THE TASK = When a line in the entries contains the word "Impedanz", copy that line in full.

DATASET RECORDS =

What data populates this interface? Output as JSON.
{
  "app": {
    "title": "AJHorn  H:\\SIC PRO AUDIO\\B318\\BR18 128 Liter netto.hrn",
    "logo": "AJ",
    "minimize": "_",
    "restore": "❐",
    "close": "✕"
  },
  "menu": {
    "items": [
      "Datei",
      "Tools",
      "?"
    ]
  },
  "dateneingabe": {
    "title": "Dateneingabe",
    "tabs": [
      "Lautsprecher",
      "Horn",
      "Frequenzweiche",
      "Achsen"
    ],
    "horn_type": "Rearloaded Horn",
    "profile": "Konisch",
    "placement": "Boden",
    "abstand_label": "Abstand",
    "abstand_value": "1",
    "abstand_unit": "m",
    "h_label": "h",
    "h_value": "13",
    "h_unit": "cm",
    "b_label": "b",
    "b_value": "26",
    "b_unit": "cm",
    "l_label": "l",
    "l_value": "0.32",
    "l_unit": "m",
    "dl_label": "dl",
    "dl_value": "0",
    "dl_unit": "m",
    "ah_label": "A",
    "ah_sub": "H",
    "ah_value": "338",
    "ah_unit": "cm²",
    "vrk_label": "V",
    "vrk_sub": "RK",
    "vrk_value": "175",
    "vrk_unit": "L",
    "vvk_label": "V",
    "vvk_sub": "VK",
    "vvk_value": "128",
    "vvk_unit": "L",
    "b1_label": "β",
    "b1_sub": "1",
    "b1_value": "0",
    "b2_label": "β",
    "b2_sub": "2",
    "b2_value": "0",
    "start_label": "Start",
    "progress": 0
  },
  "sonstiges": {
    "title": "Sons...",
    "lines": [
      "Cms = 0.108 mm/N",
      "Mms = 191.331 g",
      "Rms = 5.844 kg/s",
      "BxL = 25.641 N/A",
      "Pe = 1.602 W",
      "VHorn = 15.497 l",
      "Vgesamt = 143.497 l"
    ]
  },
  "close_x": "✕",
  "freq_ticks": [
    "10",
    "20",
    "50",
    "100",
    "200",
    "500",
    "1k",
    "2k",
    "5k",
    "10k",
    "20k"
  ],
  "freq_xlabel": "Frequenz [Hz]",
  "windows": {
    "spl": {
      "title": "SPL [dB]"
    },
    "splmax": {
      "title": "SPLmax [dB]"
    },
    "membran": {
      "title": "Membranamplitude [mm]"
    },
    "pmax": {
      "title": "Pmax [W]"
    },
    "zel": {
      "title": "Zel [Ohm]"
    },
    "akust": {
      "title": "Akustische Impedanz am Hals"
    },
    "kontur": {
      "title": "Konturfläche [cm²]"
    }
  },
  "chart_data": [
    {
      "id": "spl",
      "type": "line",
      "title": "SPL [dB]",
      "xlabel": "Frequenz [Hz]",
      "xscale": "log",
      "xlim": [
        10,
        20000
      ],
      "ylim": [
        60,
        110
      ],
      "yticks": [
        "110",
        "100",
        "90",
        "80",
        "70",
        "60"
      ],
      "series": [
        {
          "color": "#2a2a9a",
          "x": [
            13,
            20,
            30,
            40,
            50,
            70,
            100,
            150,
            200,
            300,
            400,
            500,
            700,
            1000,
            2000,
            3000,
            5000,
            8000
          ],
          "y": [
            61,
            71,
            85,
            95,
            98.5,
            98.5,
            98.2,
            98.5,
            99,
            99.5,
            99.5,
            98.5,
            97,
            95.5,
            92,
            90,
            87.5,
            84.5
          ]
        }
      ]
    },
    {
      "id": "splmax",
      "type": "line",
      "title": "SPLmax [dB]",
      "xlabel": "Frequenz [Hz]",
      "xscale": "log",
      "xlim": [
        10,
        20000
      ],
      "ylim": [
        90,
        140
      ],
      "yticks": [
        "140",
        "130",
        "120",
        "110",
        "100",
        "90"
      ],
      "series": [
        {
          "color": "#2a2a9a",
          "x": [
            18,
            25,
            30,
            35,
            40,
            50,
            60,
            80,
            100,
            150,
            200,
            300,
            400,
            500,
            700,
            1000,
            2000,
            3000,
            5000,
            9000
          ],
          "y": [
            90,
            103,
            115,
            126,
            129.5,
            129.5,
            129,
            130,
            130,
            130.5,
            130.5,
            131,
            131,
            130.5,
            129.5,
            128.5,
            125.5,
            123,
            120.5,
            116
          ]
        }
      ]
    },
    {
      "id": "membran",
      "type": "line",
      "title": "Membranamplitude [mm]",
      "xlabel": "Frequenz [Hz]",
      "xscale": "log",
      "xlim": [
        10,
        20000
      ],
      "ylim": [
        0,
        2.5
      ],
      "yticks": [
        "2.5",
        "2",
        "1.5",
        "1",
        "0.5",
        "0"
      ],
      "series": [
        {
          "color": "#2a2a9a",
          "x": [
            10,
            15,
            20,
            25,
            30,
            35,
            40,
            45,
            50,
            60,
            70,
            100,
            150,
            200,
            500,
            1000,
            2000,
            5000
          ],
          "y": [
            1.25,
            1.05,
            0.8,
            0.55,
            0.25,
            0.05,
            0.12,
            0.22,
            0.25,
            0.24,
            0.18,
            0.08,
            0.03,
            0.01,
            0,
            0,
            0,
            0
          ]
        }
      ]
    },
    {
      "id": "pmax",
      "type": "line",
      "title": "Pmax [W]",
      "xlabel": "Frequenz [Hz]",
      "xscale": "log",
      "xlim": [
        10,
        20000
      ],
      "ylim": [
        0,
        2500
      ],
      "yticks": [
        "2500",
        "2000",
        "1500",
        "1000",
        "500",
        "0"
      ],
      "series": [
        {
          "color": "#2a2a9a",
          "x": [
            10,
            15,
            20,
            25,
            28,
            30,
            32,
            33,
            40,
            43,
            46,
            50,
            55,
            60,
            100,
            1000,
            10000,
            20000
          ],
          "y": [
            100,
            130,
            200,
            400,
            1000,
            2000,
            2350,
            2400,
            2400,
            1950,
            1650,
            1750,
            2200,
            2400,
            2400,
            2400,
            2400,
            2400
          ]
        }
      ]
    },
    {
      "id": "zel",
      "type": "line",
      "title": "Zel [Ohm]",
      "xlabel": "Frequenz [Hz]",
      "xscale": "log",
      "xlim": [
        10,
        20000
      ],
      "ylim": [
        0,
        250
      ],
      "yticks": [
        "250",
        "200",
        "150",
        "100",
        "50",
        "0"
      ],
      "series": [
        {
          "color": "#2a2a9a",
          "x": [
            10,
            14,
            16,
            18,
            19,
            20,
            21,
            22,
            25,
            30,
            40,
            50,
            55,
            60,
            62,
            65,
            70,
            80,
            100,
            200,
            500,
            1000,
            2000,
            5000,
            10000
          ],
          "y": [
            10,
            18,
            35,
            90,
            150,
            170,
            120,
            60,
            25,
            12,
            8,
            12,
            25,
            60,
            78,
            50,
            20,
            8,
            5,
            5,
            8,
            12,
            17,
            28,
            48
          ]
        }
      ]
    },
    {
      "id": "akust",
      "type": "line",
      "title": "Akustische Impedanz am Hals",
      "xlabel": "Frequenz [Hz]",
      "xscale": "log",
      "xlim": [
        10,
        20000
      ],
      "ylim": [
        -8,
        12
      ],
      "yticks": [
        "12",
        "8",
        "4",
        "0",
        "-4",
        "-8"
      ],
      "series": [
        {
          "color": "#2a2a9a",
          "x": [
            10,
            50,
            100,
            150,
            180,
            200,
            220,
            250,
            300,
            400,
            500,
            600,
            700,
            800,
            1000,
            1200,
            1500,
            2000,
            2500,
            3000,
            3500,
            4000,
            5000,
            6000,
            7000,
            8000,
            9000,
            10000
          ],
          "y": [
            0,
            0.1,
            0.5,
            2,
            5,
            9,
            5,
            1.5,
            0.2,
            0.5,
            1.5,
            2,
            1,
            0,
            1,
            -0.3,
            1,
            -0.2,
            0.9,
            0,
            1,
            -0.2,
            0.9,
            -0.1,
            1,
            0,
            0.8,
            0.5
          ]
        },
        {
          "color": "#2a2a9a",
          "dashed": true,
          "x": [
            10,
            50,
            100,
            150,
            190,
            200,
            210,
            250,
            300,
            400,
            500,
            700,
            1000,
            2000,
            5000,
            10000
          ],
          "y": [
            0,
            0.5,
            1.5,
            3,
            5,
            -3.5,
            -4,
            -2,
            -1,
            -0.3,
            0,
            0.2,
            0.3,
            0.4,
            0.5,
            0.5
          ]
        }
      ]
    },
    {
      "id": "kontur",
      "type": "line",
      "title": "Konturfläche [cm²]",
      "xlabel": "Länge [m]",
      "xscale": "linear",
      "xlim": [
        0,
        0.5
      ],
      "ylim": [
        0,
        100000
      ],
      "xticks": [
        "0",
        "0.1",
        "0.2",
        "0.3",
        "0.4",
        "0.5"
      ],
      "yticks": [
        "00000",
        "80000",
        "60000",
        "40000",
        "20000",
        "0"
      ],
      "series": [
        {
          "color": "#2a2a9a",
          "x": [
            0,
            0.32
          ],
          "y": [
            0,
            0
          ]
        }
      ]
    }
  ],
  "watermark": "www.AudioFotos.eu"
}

SOLUTION TO THE EXERCISE =
      "title": "Akustische Impedanz am Hals"
      "title": "Akustische Impedanz am Hals",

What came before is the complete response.